> [Directions]:
Leave out the pictures and retype exactly the lines from the line with "Give me the" through the end of the listing below.

> [Source material]:

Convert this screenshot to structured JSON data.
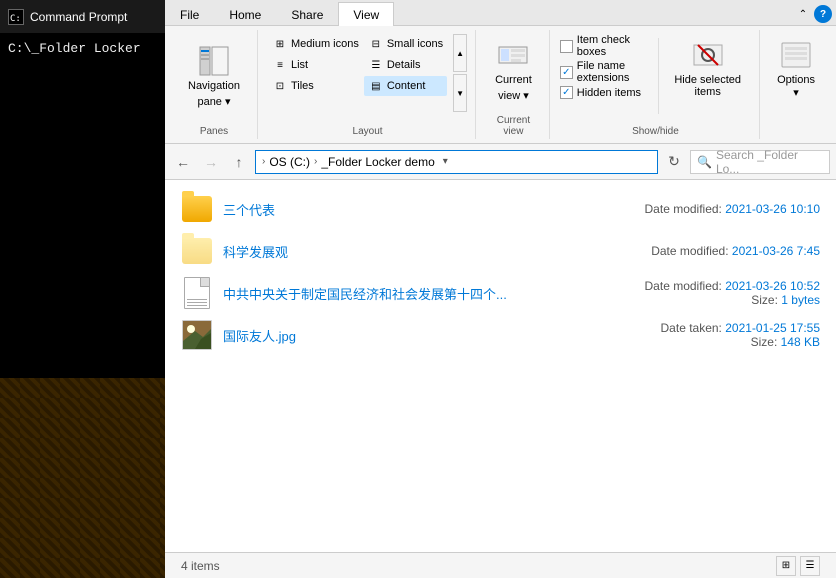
{
  "cmdPanel": {
    "title": "Command Prompt",
    "prompt": "C:\\_Folder Locker"
  },
  "ribbon": {
    "tabs": [
      {
        "id": "file",
        "label": "File"
      },
      {
        "id": "home",
        "label": "Home"
      },
      {
        "id": "share",
        "label": "Share"
      },
      {
        "id": "view",
        "label": "View",
        "active": true
      }
    ],
    "panes": {
      "groupLabel": "Panes",
      "navPane": {
        "label": "Navigation\npane",
        "dropArrow": "▾"
      }
    },
    "layout": {
      "groupLabel": "Layout",
      "items": [
        {
          "label": "Medium icons",
          "active": false
        },
        {
          "label": "Small icons",
          "active": false
        },
        {
          "label": "List",
          "active": false
        },
        {
          "label": "Details",
          "active": false
        },
        {
          "label": "Tiles",
          "active": false
        },
        {
          "label": "Content",
          "active": true
        }
      ]
    },
    "currentView": {
      "groupLabel": "Current view",
      "label": "Current\nview",
      "dropArrow": "▾"
    },
    "showHide": {
      "groupLabel": "Show/hide",
      "itemCheckboxes": {
        "label": "Item check boxes",
        "checked": false
      },
      "fileNameExtensions": {
        "label": "File name extensions",
        "checked": true
      },
      "hiddenItems": {
        "label": "Hidden items",
        "checked": true
      }
    },
    "hideSelected": {
      "label": "Hide selected\nitems"
    },
    "options": {
      "label": "Options",
      "dropArrow": "▾"
    }
  },
  "addressBar": {
    "backDisabled": false,
    "forwardDisabled": true,
    "upLabel": "↑",
    "breadcrumb": {
      "root": "OS (C:)",
      "arrow": "›",
      "folder": "_Folder Locker demo"
    },
    "searchPlaceholder": "Search _Folder Lo..."
  },
  "fileList": {
    "items": [
      {
        "name": "三个代表",
        "type": "folder",
        "metaLabel": "Date modified:",
        "metaDate": "2021-03-26",
        "metaTime": "10:10",
        "metaExtra": null
      },
      {
        "name": "科学发展观",
        "type": "folder-light",
        "metaLabel": "Date modified:",
        "metaDate": "2021-03-26",
        "metaTime": "7:45",
        "metaExtra": null
      },
      {
        "name": "中共中央关于制定国民经济和社会发展第十四个...",
        "type": "document",
        "metaLabel": "Date modified:",
        "metaDate": "2021-03-26",
        "metaTime": "10:52",
        "sizeLabel": "Size:",
        "sizeValue": "1 bytes"
      },
      {
        "name": "国际友人.jpg",
        "type": "image",
        "metaLabel": "Date taken:",
        "metaDate": "2021-01-25",
        "metaTime": "17:55",
        "sizeLabel": "Size:",
        "sizeValue": "148 KB"
      }
    ]
  },
  "statusBar": {
    "count": "4 items"
  }
}
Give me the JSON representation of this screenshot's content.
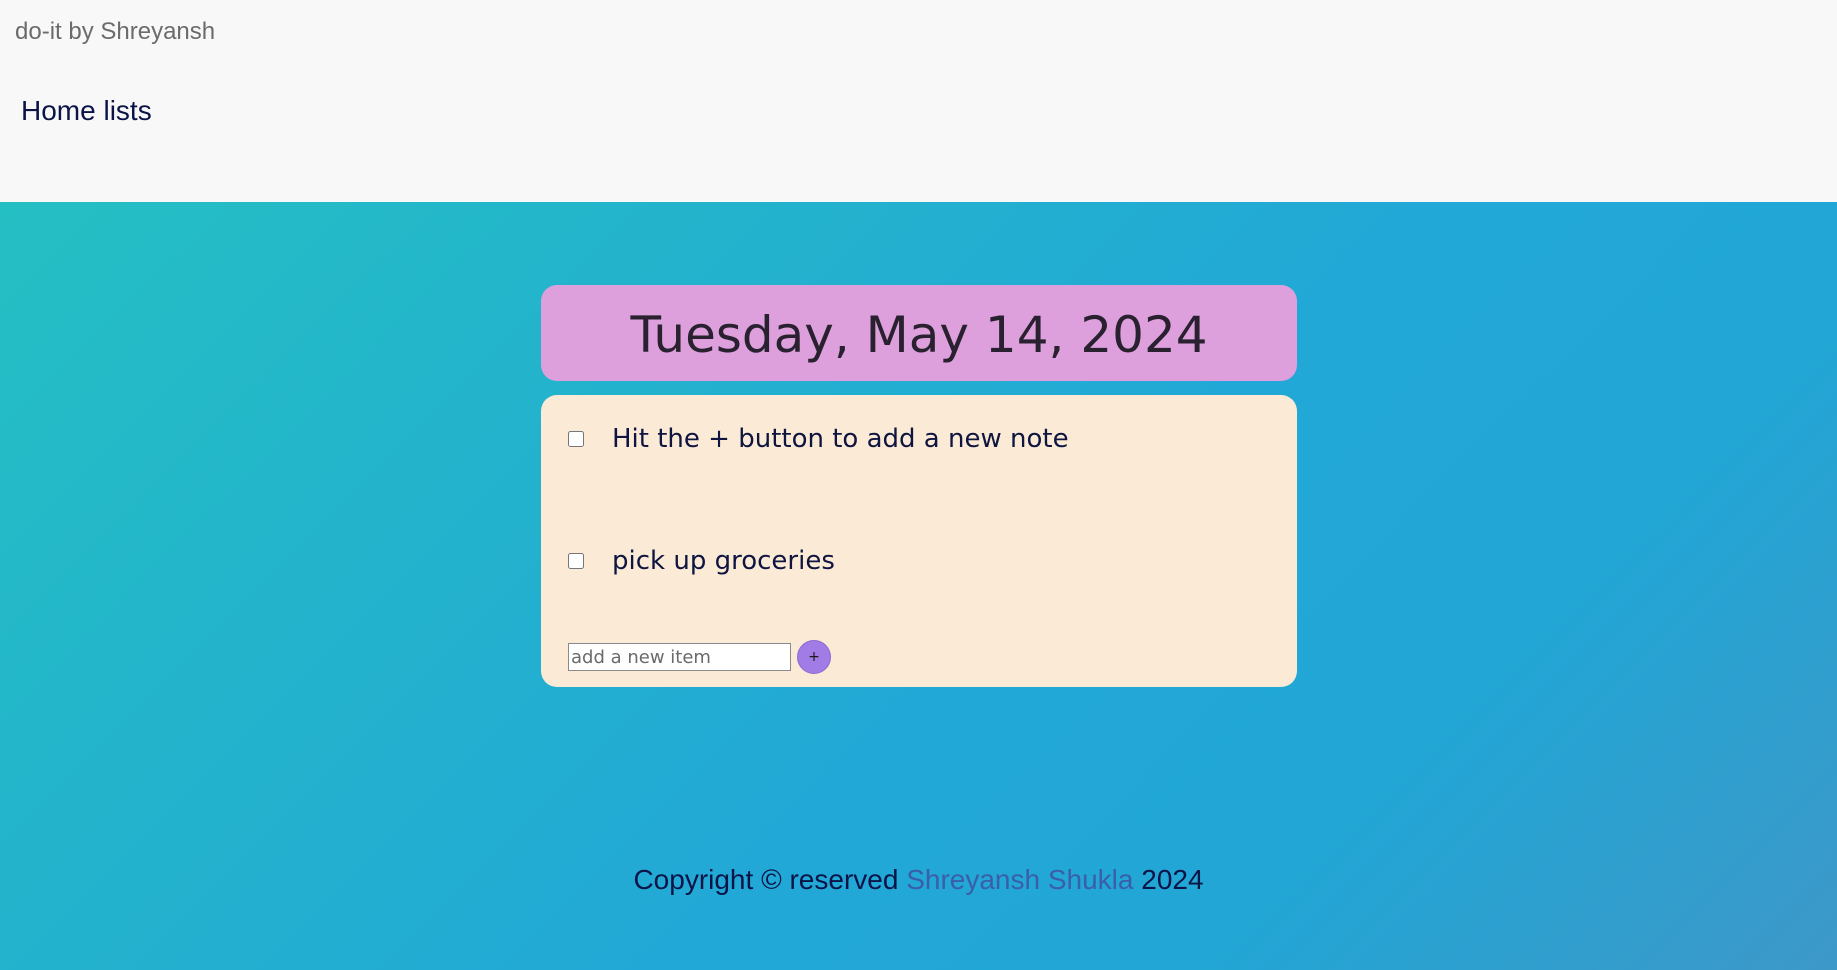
{
  "header": {
    "brand": "do-it by Shreyansh",
    "nav_link": "Home lists"
  },
  "date_card": {
    "date": "Tuesday, May 14, 2024"
  },
  "list": {
    "items": [
      {
        "label": "Hit the + button to add a new note",
        "checked": false
      },
      {
        "label": "pick up groceries",
        "checked": false
      }
    ],
    "add_form": {
      "placeholder": "add a new item",
      "button_label": "+"
    }
  },
  "footer": {
    "prefix": "Copyright © reserved",
    "owner": "Shreyansh Shukla",
    "year": "2024"
  },
  "colors": {
    "header_bg": "#f8f8f8",
    "date_card_bg": "#dda0dd",
    "list_card_bg": "#fbebd6",
    "add_button_bg": "#a17ce6",
    "gradient_start": "#24bfc3",
    "gradient_end": "#3d98c8",
    "owner_link": "#3a5fa8"
  }
}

> [Output below]:
Give me the JSON representation of this screenshot's content.
{
  "header": {
    "brand": "do-it by Shreyansh",
    "nav_link": "Home lists"
  },
  "date_card": {
    "date": "Tuesday, May 14, 2024"
  },
  "list": {
    "items": [
      {
        "label": "Hit the + button to add a new note",
        "checked": false
      },
      {
        "label": "pick up groceries",
        "checked": false
      }
    ],
    "add_form": {
      "placeholder": "add a new item",
      "button_label": "+"
    }
  },
  "footer": {
    "prefix": "Copyright © reserved",
    "owner": "Shreyansh Shukla",
    "year": "2024"
  },
  "colors": {
    "header_bg": "#f8f8f8",
    "date_card_bg": "#dda0dd",
    "list_card_bg": "#fbebd6",
    "add_button_bg": "#a17ce6",
    "gradient_start": "#24bfc3",
    "gradient_end": "#3d98c8",
    "owner_link": "#3a5fa8"
  }
}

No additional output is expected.